Is presidential candidate Trump buying social media fans? Only an estimated 42 percent of Trump’s 1,694,561 Facebook are American. Is this really so surprising or any reason for concern?
Is presidential candidate Trump buying social media fans?

Is Presidential Candidate Donald Trump Buying Social Media Fans?

Donald Trump has been making waves all across the media ever since he began running for office and whatever your views of him are in the political race you cannot deny he has an impressive social media following. Over 1.5 million Facebook Followers and almost as many Twitter followers- this guy seems to have a strong following in the online world. Yet something quickly become apparent when you look at his followers online. Only an estimated 42 percent of Trump’s 1,694,561 Facebook are American. Most of the remaining see to be from developing countries and nations like the Philippines, India, South Africa, Malaysia, Indonesia, Chile, Romania and Colombia, a Vocativ analysis shows. Is this really so surprising or any reason for concern?

International Support? Or Cheap Fakes?

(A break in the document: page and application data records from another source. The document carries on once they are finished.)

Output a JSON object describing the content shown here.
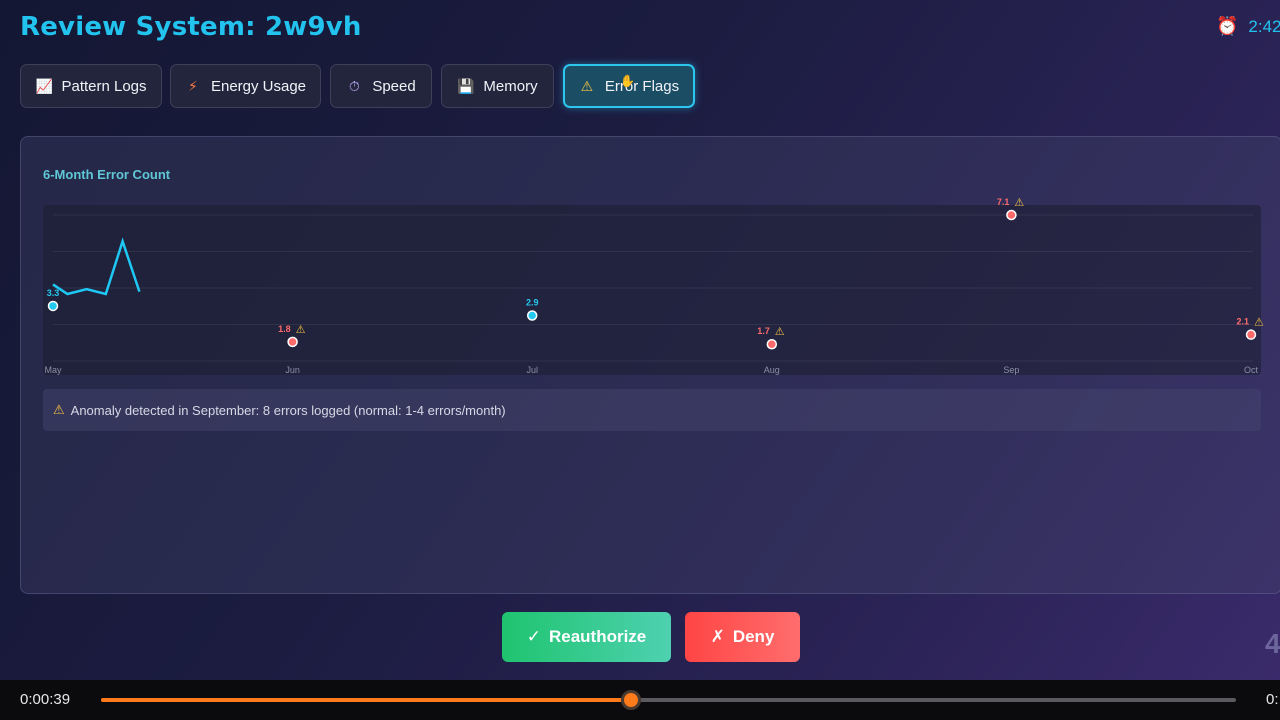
{
  "header": {
    "title": "Review System: 2w9vh",
    "timer_icon": "alarm-clock-icon",
    "timer_text": "2:42"
  },
  "tabs": [
    {
      "label": "Pattern Logs",
      "icon": "chart-icon",
      "active": false
    },
    {
      "label": "Energy Usage",
      "icon": "bolt-icon",
      "active": false
    },
    {
      "label": "Speed",
      "icon": "stopwatch-icon",
      "active": false
    },
    {
      "label": "Memory",
      "icon": "floppy-disk-icon",
      "active": false
    },
    {
      "label": "Error Flags",
      "icon": "warning-icon",
      "active": true
    }
  ],
  "panel": {
    "chart_title": "6-Month Error Count",
    "anomaly_text": "Anomaly detected in September: 8 errors logged (normal: 1-4 errors/month)"
  },
  "chart_data": {
    "type": "scatter",
    "title": "6-Month Error Count",
    "categories": [
      "May",
      "Jun",
      "Jul",
      "Aug",
      "Sep",
      "Oct"
    ],
    "points": [
      {
        "x": "May",
        "y": 3.3,
        "label": "3.3",
        "flagged": false
      },
      {
        "x": "Jun",
        "y": 1.8,
        "label": "1.8",
        "flagged": true
      },
      {
        "x": "Jul",
        "y": 2.9,
        "label": "2.9",
        "flagged": false
      },
      {
        "x": "Aug",
        "y": 1.7,
        "label": "1.7",
        "flagged": true
      },
      {
        "x": "Sep",
        "y": 7.1,
        "label": "7.1",
        "flagged": true
      },
      {
        "x": "Oct",
        "y": 2.1,
        "label": "2.1",
        "flagged": true
      }
    ],
    "partial_line": {
      "x_position": [
        0,
        0.06,
        0.14,
        0.22,
        0.29,
        0.36
      ],
      "y": [
        4.2,
        3.8,
        4.0,
        3.8,
        6.0,
        3.9
      ]
    },
    "ylim": [
      1,
      7.1
    ],
    "grid": true,
    "colors": {
      "normal": "#25c8ef",
      "flagged": "#ff6a6a",
      "line": "#1ec8f5",
      "warning": "#f5c242"
    }
  },
  "actions": {
    "approve_label": "Reauthorize",
    "approve_icon": "checkmark-icon",
    "deny_label": "Deny",
    "deny_icon": "x-icon"
  },
  "corner_number": "4",
  "player": {
    "current_time": "0:00:39",
    "end_time": "0:",
    "progress": 0.467
  }
}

It’s not really all that unusual for Trump to have followers from these countries as he is a famous businessman who is known round the world, he run the Miss Universe pageant, and is the owner of properties worldwide. Yet, some countries like Turkey, Korea, Ireland, and Dubai, where Trump does have properties and businesses established, he doesn’t have any strong social media following anywhere. What he does seem to have are a lot of followers who seem to have fake accounts and this is causing some concern and a fair bit of disdain among voters.

Trump Buying Social Media is Growth Hacking

Individuals, businesses, and really anyone with an online social media page or a website can buy likes, and comments and followers. May of these ‘farmer accounts’ come from third world and developing countries where workers are paid only a few dollars for hours of work. They create accounts on the social media pages and like and leave comments on the pages that hired them and then they are on to the next job-thus leaving that account dead from that point on.

This has given rise to the term ‘zombie account’ being used quite a bit to describe these fake accounts that are bought. It is quite apparent something is up with Trump’s social media pages since on Facebook alone 1 in every 27 Trump followers has an account linked to the Philippines. Marco Rubio and Ted Cruz among others who were in the presidential race also have followers from there; however, only 1 out of 519 Cruz followers and 1 out of 573 Rubio followers hail from that one Southeast Asian country. Why are Trump’s figures so much higher? Some point to buying fake likes and followers as the most likely reason for these higher figures for Trump.

Did the Google “Buy Twitter Followers” and go from there?

So, how much money is Trump paying for these followers? Some pages offer this sort of service for a monthly fee ranging from $100-$500 a month for thousands of like, follows, and comments. Even if you figure the Trump campaign is spending $1000 a month on fake social media support, that is nothing but pocket change to a millionaire. The issue comes from the ethical standpoint and the sneaky way it tries to paint him in a more popular, liked, and accepted light- dishonesty even before he is elected! What’s even scarier is the fact that he isn’t just buying the fans, he’s buying the engagement, on twitter called a retweet. He may have effectively used these morally questionable tactics to trick his own fans into thinking there really was a “movement”. You would be crazy to not use every option available when you need to get more social media engagement on Twitter to demonstrate the rapid growth of a campaign, movement, or organization of any form that you are promoting. Further, showcasing the growth you experience will add to your success via social proof and you’ll rapidly become snowballing with people jumping on the bandwagon.

This article was originally published on GroundReport. Read the original article.